- Government or business complexes, and college campuses like the one pictured below are typically located on one or more parcels and only have one address for mail delivery. Mail is distributed throughout the campus by a ‘mailroom' facility. This works well in the normal course of business, but when emergencies strike (i.e. Virginia Tech shootings), first responders must reach the right building which may not even be readily accessible from some parts of the campus. They can't be expected to know the names of each building or their placement in very large complexes. This requires a concerted effort to address each building in a campus setting, even when it is perfectly acceptable for the entire campus to be registered to one owner.
One Building with Many Owner Occupied Structures and Many Addresses
- A condominium building like the one pictured at right may use one address for each building with additional unit number identifiers for mail delivery. This works well even when emergencies strike, because first responders reach the right building and can find the individual unit. Single address with unit number modifiers are in common use and widely understood.
Steps That Need To Be Taken
A framework allowing Federal, state and local government agencies to partner on production of Address Points must be encouraged/mandated and funded. Opportunities should also exist for the private sector to participate. The following steps will promote this partnership:
- Congress should instruct Federal agencies to jointly develop a common address point file in cooperation with state and local governments and ensure that this file will be publicly available to promote economic growth and government efficiency.
- Congress should look at the multiple efforts of federal agencies to maintain nation-wide address data and move to eliminate duplication.
- If a national address point file can be publicly shareable, the U.S. Census Bureau should become the data steward for this file and adhere to the new Supplemental Guidance in OMB Circular A-16.

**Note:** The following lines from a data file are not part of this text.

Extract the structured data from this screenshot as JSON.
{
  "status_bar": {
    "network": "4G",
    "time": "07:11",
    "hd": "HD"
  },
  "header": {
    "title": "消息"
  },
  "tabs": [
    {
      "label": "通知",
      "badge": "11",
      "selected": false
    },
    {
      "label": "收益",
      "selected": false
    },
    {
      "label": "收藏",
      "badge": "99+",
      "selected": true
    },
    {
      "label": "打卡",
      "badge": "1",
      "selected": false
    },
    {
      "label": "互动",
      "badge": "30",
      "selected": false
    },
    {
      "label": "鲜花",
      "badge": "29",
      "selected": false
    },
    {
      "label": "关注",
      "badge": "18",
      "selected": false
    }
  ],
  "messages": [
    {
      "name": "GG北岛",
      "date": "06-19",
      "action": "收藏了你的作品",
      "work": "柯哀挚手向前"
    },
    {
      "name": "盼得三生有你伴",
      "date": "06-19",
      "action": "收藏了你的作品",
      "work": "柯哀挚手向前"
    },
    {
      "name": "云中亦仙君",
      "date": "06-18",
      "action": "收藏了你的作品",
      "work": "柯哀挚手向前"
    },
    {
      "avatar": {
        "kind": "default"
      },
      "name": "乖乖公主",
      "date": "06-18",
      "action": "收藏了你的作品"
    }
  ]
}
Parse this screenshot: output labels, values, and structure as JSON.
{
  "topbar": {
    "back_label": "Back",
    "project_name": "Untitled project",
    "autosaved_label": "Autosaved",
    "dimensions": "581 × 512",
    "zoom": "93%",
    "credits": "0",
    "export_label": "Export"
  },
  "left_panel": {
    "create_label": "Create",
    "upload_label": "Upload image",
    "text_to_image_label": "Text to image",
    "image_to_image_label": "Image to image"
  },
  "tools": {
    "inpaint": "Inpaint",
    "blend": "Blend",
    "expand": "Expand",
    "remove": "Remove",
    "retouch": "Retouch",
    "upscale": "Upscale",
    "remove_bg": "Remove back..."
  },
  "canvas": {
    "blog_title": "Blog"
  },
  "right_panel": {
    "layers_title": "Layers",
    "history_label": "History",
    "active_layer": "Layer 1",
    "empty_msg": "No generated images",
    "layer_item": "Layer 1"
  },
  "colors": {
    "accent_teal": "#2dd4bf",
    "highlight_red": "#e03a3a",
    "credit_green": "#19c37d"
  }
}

- If existing privacy constraints cannot be addressed, another Federal agency without such constraints should become the custodian of address points and all other agencies should obtain their information from this unrestricted source.

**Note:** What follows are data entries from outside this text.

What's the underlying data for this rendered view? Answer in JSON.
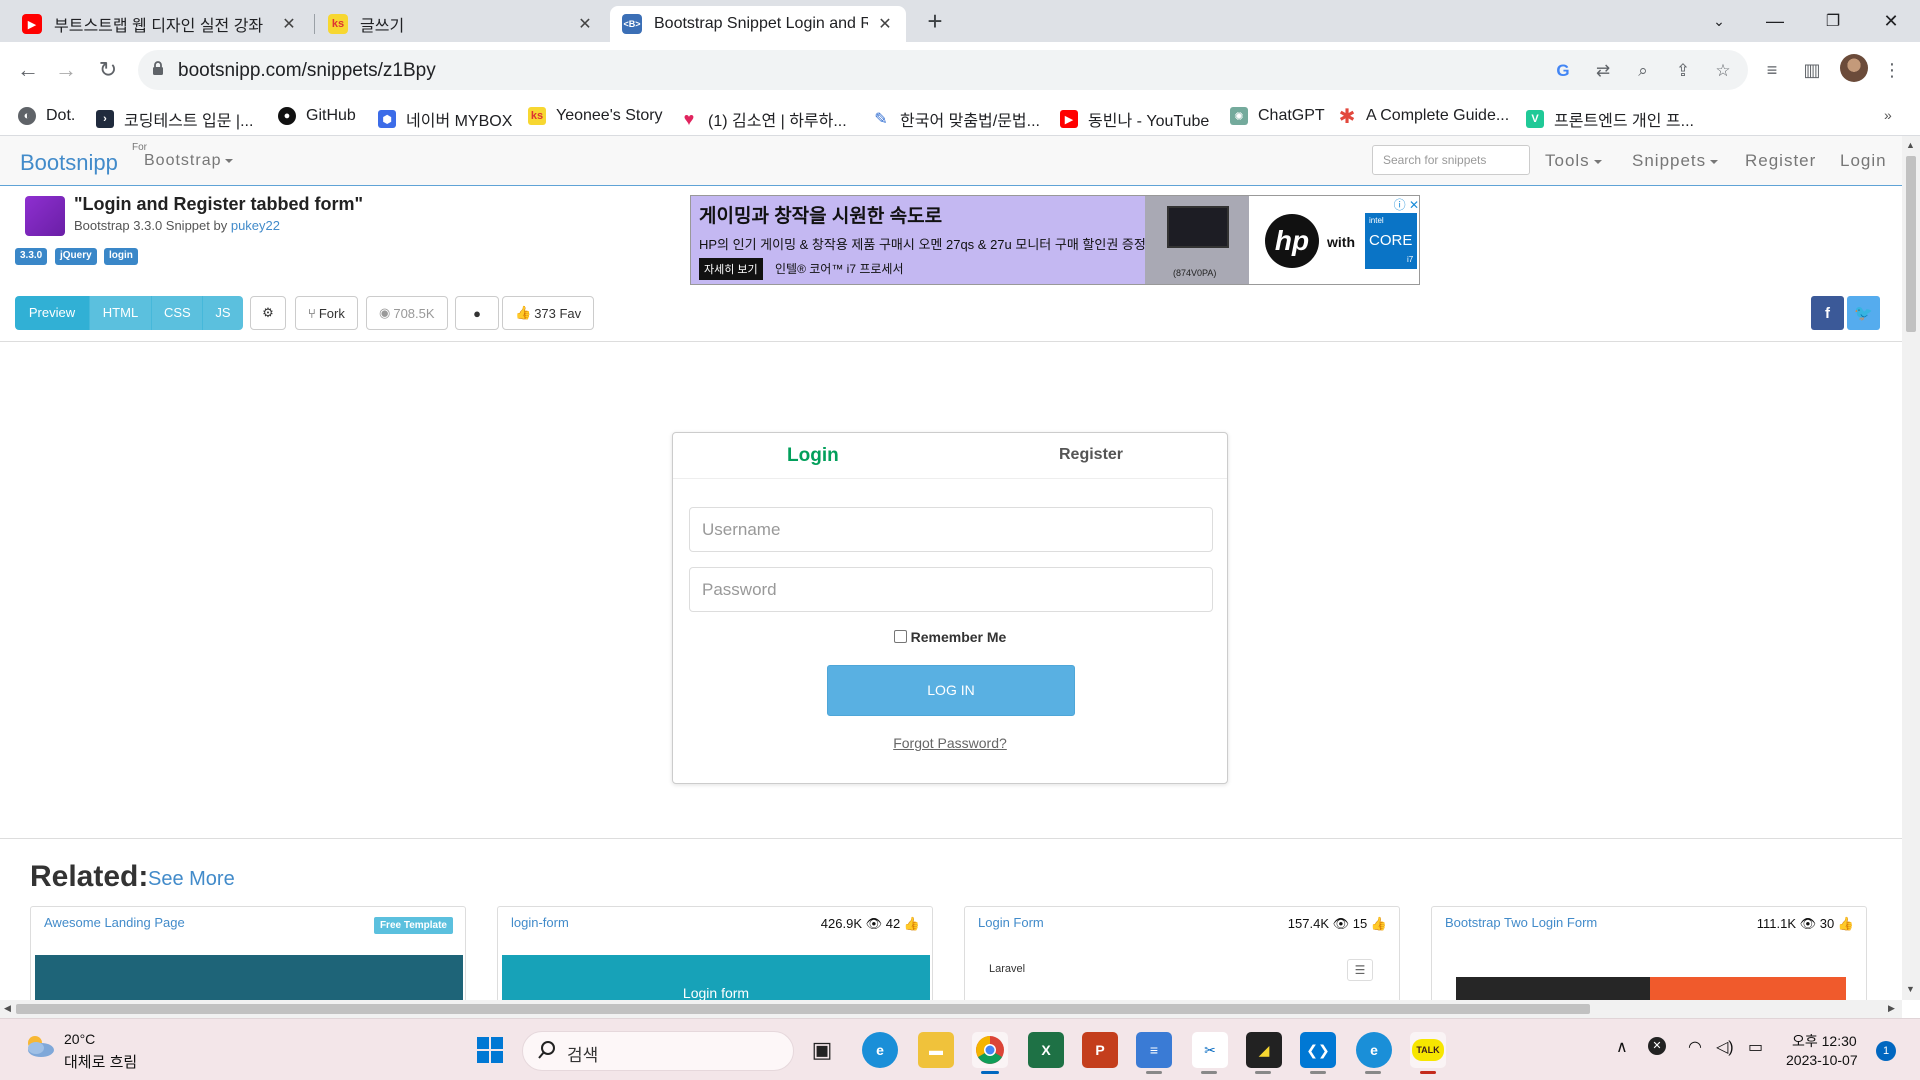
{
  "browser": {
    "tabs": [
      {
        "title": "부트스트랩 웹 디자인 실전 강좌",
        "favicon": "youtube-icon",
        "color": "#ff0000"
      },
      {
        "title": "글쓰기",
        "favicon": "tistory-icon",
        "color": "#f7d731"
      },
      {
        "title": "Bootstrap Snippet Login and Re",
        "favicon": "bootsnipp-icon",
        "color": "#3b6fb6"
      }
    ],
    "url": "bootsnipp.com/snippets/z1Bpy",
    "bookmarks": [
      {
        "label": "Dot.",
        "icon": "globe-icon",
        "color": "#5f6368"
      },
      {
        "label": "코딩테스트 입문 |...",
        "icon": "programmers-icon",
        "color": "#202b3d"
      },
      {
        "label": "GitHub",
        "icon": "github-icon",
        "color": "#111111"
      },
      {
        "label": "네이버 MYBOX",
        "icon": "mybox-icon",
        "color": "#3c6ce8"
      },
      {
        "label": "Yeonee's Story",
        "icon": "tistory-icon",
        "color": "#f7d731"
      },
      {
        "label": "(1) 김소연 | 하루하...",
        "icon": "heart-icon",
        "color": "#e0245e"
      },
      {
        "label": "한국어 맞춤법/문법...",
        "icon": "spell-icon",
        "color": "#2d6bd1"
      },
      {
        "label": "동빈나 - YouTube",
        "icon": "youtube-icon",
        "color": "#ff0000"
      },
      {
        "label": "ChatGPT",
        "icon": "chatgpt-icon",
        "color": "#74aa9c"
      },
      {
        "label": "A Complete Guide...",
        "icon": "asterisk-icon",
        "color": "#e2483d"
      },
      {
        "label": "프론트엔드 개인 프...",
        "icon": "velog-icon",
        "color": "#20c997"
      }
    ]
  },
  "site": {
    "brand": "Bootsnipp",
    "for_label": "For",
    "framework": "Bootstrap",
    "search_placeholder": "Search for snippets",
    "nav": {
      "tools": "Tools",
      "snippets": "Snippets",
      "register": "Register",
      "login": "Login"
    }
  },
  "snippet": {
    "title": "\"Login and Register tabbed form\"",
    "subtitle_prefix": "Bootstrap 3.3.0 Snippet by",
    "author": "pukey22",
    "tags": [
      "3.3.0",
      "jQuery",
      "login"
    ],
    "view_tabs": [
      "Preview",
      "HTML",
      "CSS",
      "JS"
    ],
    "fork_label": "Fork",
    "views": "708.5K",
    "favs": "373 Fav",
    "social": {
      "facebook": "f",
      "twitter": "t"
    }
  },
  "ad": {
    "headline": "게이밍과 창작을 시원한 속도로",
    "body": "HP의 인기 게이밍 & 창작용 제품 구매시 오멘 27qs & 27u 모니터 구매 할인권 증정",
    "cta": "자세히 보기",
    "processor": "인텔® 코어™ i7 프로세서",
    "model": "(874V0PA)",
    "brand": "hp",
    "with": "with",
    "intel": "intel",
    "core": "CORE",
    "tier": "i7"
  },
  "login_form": {
    "tab_login": "Login",
    "tab_register": "Register",
    "username_placeholder": "Username",
    "password_placeholder": "Password",
    "remember": "Remember Me",
    "submit": "LOG IN",
    "forgot": "Forgot Password?"
  },
  "related": {
    "title": "Related:",
    "see_more": "See More",
    "cards": [
      {
        "name": "Awesome Landing Page",
        "badge": "Free Template"
      },
      {
        "name": "login-form",
        "stats": "426.9K 👁 42 👍",
        "thumb_text": "Login form"
      },
      {
        "name": "Login Form",
        "stats": "157.4K 👁 15 👍",
        "thumb_text": "Laravel"
      },
      {
        "name": "Bootstrap Two Login Form",
        "stats": "111.1K 👁 30 👍"
      }
    ]
  },
  "taskbar": {
    "temperature": "20°C",
    "weather": "대체로 흐림",
    "search": "검색",
    "time": "오후 12:30",
    "date": "2023-10-07",
    "notifications": "1"
  }
}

- States must coordinate the development of address point files working with local governments.
- In anticipation of the 2020 decennial Census, and to support the American Community Survey, the U.S. Census Bureau should contract with willing States to coordinate state and local government address data activity and to provide pass-through funding to maintain local address point files. These data should be developed locally with local and state agencies acting as data integrators.
- A national business plan for address points must be created and adopted by all Federal, state and local agencies, including a suitable data standard, data model, exchange standard and funding model.